In the last month, I have had to resort to using an original remote just twice, when I found I was missing a function. However, each time, the learning ability meant I was able to plug each gap as I came to it.
What I didn’t realise when I first bought the hub was how to position it. I had imagined that you needed to position it somewhere that could see all your devices; I was planning to put it on the bookcase behind my chair. It is simpler than that – you simply put it on your TV unit, facing outward (i.e. facing you, not the TV). The IR signal is strong enough that it simply bounces off the wall and back to all your devices. I have kit on various shelves, and the hub works with everything – I didn’t even need to use the extra IR emitter they provided.
What I hadn’t considered when using setups that shove the TV audio through my stereo, is that while the remote is controlling the TV or BluRay, I didn’t have control of the stereo volume.
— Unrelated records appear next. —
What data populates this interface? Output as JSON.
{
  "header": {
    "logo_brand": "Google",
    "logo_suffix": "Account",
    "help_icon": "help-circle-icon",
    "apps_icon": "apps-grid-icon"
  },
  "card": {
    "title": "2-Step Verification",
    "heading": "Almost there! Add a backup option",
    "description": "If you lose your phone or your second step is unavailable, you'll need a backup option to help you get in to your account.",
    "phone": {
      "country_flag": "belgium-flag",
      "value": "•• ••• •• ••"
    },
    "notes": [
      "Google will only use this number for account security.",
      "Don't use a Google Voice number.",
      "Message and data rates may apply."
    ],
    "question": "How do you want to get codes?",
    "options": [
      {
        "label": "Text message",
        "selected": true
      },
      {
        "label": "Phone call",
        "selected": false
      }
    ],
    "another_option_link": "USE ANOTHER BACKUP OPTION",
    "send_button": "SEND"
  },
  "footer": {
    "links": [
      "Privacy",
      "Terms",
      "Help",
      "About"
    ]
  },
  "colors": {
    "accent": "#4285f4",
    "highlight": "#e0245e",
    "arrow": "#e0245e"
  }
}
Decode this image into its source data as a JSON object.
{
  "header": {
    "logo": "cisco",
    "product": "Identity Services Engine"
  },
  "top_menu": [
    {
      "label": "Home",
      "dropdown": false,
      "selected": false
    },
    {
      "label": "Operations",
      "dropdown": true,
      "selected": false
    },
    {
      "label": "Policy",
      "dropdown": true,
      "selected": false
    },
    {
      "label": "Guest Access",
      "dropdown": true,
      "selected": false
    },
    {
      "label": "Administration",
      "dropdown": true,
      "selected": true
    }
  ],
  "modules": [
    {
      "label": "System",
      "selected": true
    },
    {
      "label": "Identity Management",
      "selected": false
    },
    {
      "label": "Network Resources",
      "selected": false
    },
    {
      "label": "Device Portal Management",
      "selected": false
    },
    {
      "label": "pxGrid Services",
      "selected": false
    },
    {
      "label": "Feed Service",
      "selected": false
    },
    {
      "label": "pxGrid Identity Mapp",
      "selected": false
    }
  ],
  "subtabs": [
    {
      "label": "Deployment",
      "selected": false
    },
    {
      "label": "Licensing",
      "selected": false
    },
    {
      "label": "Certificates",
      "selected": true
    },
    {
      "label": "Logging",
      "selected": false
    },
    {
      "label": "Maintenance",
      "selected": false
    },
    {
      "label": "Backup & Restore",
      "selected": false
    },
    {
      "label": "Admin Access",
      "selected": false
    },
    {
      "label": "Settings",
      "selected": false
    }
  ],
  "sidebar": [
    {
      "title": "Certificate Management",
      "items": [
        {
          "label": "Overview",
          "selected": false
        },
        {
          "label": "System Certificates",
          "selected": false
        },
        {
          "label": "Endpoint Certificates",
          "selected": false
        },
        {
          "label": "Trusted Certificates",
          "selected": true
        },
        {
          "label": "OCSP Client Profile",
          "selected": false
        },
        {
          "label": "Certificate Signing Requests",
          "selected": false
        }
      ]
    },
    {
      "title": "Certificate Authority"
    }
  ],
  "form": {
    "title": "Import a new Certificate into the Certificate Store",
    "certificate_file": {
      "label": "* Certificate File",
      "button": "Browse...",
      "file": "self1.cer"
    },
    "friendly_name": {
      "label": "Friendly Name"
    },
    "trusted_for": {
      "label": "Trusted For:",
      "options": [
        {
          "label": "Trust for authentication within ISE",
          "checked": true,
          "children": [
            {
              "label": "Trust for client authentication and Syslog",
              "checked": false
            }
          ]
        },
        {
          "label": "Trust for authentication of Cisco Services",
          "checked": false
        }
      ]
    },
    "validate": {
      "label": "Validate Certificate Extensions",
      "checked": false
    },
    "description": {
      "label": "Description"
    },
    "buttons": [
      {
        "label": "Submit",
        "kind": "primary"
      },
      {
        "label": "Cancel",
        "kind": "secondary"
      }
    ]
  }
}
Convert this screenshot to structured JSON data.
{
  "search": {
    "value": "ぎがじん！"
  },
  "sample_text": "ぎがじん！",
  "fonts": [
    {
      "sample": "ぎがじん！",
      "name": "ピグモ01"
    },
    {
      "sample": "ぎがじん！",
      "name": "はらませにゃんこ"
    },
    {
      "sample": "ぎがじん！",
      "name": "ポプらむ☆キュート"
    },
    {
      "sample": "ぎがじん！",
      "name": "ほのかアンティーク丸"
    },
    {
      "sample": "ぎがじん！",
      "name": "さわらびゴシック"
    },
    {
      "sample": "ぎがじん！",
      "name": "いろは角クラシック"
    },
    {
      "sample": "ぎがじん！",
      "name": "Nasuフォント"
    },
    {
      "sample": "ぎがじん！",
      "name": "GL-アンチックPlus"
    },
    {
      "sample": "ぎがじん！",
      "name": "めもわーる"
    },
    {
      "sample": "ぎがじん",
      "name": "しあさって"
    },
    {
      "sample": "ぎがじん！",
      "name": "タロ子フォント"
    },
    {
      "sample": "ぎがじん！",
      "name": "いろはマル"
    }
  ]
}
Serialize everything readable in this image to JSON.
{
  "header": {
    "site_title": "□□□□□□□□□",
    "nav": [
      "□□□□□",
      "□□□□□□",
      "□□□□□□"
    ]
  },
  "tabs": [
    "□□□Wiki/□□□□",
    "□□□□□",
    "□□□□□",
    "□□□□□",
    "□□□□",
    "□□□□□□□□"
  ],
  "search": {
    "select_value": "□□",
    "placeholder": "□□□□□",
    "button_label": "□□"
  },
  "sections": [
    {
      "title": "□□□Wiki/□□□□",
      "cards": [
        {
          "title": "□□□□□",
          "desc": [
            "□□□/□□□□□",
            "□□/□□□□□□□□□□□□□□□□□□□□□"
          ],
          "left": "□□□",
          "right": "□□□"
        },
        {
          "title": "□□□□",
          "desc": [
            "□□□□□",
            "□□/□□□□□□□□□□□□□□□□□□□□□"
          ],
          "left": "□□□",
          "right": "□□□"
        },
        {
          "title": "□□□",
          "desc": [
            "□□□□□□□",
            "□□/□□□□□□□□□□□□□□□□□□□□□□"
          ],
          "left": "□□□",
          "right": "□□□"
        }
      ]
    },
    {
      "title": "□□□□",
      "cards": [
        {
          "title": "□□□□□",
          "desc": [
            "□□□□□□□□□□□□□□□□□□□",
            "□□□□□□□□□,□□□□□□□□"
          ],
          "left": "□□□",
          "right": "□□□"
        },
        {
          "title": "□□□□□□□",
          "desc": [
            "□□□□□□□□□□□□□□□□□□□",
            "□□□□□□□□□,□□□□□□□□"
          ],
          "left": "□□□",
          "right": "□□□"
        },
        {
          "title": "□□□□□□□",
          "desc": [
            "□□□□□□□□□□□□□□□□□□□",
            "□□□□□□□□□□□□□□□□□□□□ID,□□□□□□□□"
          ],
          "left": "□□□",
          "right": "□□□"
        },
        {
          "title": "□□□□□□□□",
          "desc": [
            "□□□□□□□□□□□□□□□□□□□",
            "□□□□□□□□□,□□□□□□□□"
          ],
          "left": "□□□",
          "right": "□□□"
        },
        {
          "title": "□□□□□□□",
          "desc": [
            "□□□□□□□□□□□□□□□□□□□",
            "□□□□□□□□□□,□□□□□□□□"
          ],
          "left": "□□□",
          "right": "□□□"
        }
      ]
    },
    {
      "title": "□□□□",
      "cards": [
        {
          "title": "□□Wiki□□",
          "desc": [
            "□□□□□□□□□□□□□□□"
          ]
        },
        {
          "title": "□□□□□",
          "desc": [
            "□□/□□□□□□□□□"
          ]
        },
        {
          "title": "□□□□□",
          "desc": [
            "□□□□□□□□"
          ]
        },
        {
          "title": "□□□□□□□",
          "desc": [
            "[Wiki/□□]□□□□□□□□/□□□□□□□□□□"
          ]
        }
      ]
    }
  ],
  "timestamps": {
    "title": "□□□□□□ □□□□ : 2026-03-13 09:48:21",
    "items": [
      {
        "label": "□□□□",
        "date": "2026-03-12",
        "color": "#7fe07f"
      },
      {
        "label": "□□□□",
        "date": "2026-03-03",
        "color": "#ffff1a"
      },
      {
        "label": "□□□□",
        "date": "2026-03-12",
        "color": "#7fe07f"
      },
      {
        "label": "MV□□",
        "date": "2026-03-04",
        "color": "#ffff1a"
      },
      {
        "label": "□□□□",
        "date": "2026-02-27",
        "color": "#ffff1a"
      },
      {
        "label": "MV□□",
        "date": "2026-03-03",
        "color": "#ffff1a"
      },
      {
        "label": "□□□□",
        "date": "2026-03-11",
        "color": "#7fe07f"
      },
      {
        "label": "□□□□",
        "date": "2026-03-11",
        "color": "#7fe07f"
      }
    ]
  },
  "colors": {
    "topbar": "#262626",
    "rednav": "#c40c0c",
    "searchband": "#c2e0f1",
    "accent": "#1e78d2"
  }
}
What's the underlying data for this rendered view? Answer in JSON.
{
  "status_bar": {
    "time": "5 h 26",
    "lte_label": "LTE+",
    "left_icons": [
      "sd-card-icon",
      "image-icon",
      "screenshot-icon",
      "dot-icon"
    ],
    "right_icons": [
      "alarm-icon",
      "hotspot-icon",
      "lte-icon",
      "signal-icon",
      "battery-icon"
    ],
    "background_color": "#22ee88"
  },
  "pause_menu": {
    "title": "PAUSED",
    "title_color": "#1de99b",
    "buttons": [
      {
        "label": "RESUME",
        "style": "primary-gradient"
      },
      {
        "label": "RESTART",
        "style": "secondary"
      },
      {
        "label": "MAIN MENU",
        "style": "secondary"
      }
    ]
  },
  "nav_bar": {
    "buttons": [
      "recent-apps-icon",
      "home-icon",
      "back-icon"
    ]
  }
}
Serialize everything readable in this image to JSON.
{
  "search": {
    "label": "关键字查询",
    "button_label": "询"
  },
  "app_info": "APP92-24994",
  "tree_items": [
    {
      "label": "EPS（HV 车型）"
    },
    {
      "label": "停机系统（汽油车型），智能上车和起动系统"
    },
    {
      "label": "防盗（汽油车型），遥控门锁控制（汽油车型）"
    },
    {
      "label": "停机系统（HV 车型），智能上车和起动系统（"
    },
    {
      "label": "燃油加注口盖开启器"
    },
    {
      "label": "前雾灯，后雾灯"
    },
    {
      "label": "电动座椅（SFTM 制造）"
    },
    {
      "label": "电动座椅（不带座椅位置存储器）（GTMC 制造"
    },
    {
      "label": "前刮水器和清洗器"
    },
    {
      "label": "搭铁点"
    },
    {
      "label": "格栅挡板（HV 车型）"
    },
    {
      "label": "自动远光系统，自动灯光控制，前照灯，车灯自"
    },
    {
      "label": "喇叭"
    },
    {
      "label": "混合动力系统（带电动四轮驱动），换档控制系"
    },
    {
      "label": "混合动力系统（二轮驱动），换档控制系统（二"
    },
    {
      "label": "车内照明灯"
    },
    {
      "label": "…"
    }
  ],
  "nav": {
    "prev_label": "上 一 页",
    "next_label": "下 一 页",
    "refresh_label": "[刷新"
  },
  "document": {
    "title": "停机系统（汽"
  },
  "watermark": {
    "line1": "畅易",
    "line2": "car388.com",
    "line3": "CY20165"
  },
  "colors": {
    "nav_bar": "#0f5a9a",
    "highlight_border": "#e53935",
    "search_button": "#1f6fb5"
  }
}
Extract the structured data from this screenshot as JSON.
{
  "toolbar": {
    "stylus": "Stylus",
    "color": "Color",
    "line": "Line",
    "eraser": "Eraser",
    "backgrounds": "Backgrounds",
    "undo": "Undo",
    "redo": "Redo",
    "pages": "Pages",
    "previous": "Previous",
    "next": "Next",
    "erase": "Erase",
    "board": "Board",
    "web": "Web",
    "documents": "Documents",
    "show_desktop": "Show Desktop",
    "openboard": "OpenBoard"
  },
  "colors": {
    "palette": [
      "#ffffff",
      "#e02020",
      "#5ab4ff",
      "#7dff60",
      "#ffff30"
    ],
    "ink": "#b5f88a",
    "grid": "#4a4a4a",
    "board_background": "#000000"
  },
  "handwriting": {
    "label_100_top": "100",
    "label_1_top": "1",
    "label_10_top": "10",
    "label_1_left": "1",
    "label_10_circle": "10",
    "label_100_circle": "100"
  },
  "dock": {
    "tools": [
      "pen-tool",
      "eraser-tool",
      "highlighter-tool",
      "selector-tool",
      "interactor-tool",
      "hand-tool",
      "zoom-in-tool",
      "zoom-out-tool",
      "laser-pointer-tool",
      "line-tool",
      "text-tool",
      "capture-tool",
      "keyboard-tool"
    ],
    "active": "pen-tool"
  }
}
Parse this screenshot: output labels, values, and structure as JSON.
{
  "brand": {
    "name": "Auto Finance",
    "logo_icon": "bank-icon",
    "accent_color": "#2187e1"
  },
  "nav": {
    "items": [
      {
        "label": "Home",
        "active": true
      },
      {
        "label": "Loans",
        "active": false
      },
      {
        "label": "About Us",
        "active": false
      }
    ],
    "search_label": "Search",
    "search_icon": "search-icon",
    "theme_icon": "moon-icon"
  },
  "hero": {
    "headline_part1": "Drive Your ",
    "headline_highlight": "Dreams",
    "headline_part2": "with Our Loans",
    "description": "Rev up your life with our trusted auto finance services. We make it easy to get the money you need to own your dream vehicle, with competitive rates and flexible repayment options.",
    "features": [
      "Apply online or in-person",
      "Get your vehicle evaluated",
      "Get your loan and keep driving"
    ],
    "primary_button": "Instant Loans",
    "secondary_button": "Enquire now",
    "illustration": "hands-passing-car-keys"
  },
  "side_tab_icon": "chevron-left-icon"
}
Thinking about it, I realised that in most such instances (BluRay and FireTV), I had no use for the channel buttons, so I repurposed those as volume controls for the stereo, while the TV volume is controlled as normal. This lets me easily find a nice balance between TV and stereo that sounds really good, but also sounds like it is coming from the TV (something that irritates me about some audio solutions).
I later realised that when playing DRM content from Amazon and Netflix, the audio cannot play through the stereo – it just plays a noise. So I very quickly programmed in a mute switch.
The only thing I am currently lacking is a Subtitles button for YouView. I sometimes use Subtitles, so that is another bit of reprogramming I need to do, but it is easy enough to do.
But all in all, a big success.